What's going on here? The experts consulted by the Post seem convinced that this mini-trend has more to do with the social-media age than with questions about this year's two major candidates and, well, the content of their characters.
The experts say that modern Americans are getting used to sharing their innermost feelings in digital settings in which a wide variety of people have a chance to see them, share them and pass them around. And what are the topics that are supposed to be off limits in polite public talk? The story notes:
The political obituary, experts say, has become a metaphor. The time when it was considered impolite to openly discuss politics or religion is long gone.
As you would expect, there are people who are enthusiastic about a candidate and want to urge people to head to the polls. At least one candidate is thankful, to a degree.
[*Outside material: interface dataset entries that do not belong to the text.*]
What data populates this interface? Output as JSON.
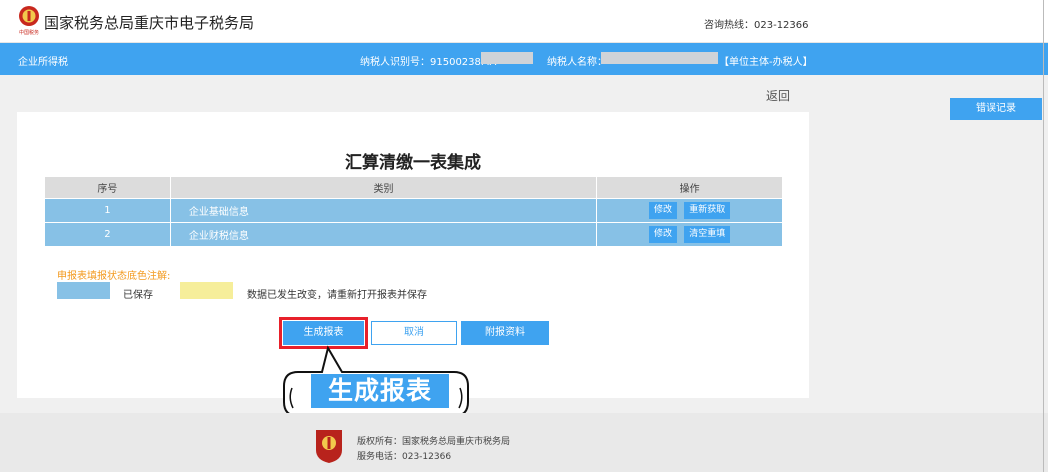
{
  "header": {
    "site_title": "国家税务总局重庆市电子税务局",
    "hotline": "咨询热线：023-12366"
  },
  "subbar": {
    "section": "企业所得税",
    "taxpayer_id_label": "纳税人识别号：91500238MA",
    "taxpayer_name_label": "纳税人名称：",
    "role": "【单位主体-办税人】"
  },
  "actions": {
    "back": "返回",
    "error_log": "错误记录"
  },
  "main": {
    "title": "汇算清缴一表集成",
    "columns": [
      "序号",
      "类别",
      "操作"
    ],
    "rows": [
      {
        "no": "1",
        "category": "企业基础信息",
        "op1": "修改",
        "op2": "重新获取"
      },
      {
        "no": "2",
        "category": "企业财税信息",
        "op1": "修改",
        "op2": "清空重填"
      }
    ],
    "legend": {
      "title": "申报表填报状态底色注解:",
      "saved": "已保存",
      "changed": "数据已发生改变，请重新打开报表并保存"
    },
    "buttons": {
      "generate": "生成报表",
      "cancel": "取消",
      "attach": "附报资料"
    }
  },
  "callout": {
    "text": "生成报表"
  },
  "footer": {
    "copyright": "版权所有：国家税务总局重庆市税务局",
    "phone": "服务电话：023-12366"
  },
  "colors": {
    "primary_blue": "#3fa3f0",
    "saved_row": "#87c1e6",
    "changed_swatch": "#f6ee9a",
    "highlight_red": "#e8202a",
    "legend_orange": "#f39a1e"
  }
}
No matter how sick Ernest Overbey became over the next six months, he closely monitored every Trump tidbit. So when he died in early January, and Deborah Overbey was trying to figure out what to say in his obituary, she said she thought it was only fair to work in Trump. The obit’s final words: “And please vote for Donald Trump.”
Three days later, as the obituary started gaining attention, Trump tweeted it. “Thank you so much. Earnest must have been a great person,” Trump wrote, misspelling his name.
Then there was the obit of one Jeffrey Cohen that featured this finale: "Jeffrey would ask that in lieu of flowers, please do not vote for Donald Trump.” The man's wife, Carol, signed off on publishing that message.
Then, believe it or not, that was not the end of that story:
Nine days later, after that obituary had already netted national attention, Carol Cohen died, too. Officially, it was complications from pneumonia. But really, the obituary said, the 69-year-old “died of a broken heart” after her husband’s passing.
Then this happened: “She would like to thank everyone who pledged to honor Jeffrey’s request not to vote for Donald Trump,” her obituary said. “And to Jeffrey’s detractors/Trump supporters -- beware, she will likely haunt you until the election.”
The bottom line: It's hard to write a story about death and dying without including some references to religious themes and beliefs. Religion is simply part of the territory.
In this case, the Post team didn't edit out these references. That was good. However, this feature didn't really wrestle with the possibility that this year's election has offered unique challenges to voters who have deep, traditional religious commitments.
Let's face it, there are plenty of voters out there who, looking at these candidates, are asking: What is God up to, here? Apparently, more than a few people are thinking about that issue on their deathbeds. It's like a milder form of the "when bad things happen to good people" puzzle linked to the term "theodicy."
So this story has some of the puzzle in place, and that's good. I would have appreciated knowing how many of the other 116 or so of these obits included references to faith and painful choices of campaign 2016.
The Post team went full circle and ended with another passage about Mary Anne Noland. This was truly a laugh to keep from crying situation for Noland and her loved ones.
When things got really bad, Noland said, and they had moved her to hospice care, his wife said the only bright spot she had was that she wouldn’t have to vote for anyone “in this crummy election.” ...
So when she died, he wanted to memorialize that part of her, allowing that comment into the obituary, which took off on social media. He soon realized that in this age of politics and rapid information, his wife’s death had somehow given life to her memory.
“I wasn’t trying to gain publicity,” Noland said. “I just wanted to express my wife’s wit and personality and faith. Then it took on a life of its own.”
Should reporters keep watching this trend? Sadly, I would say "yes."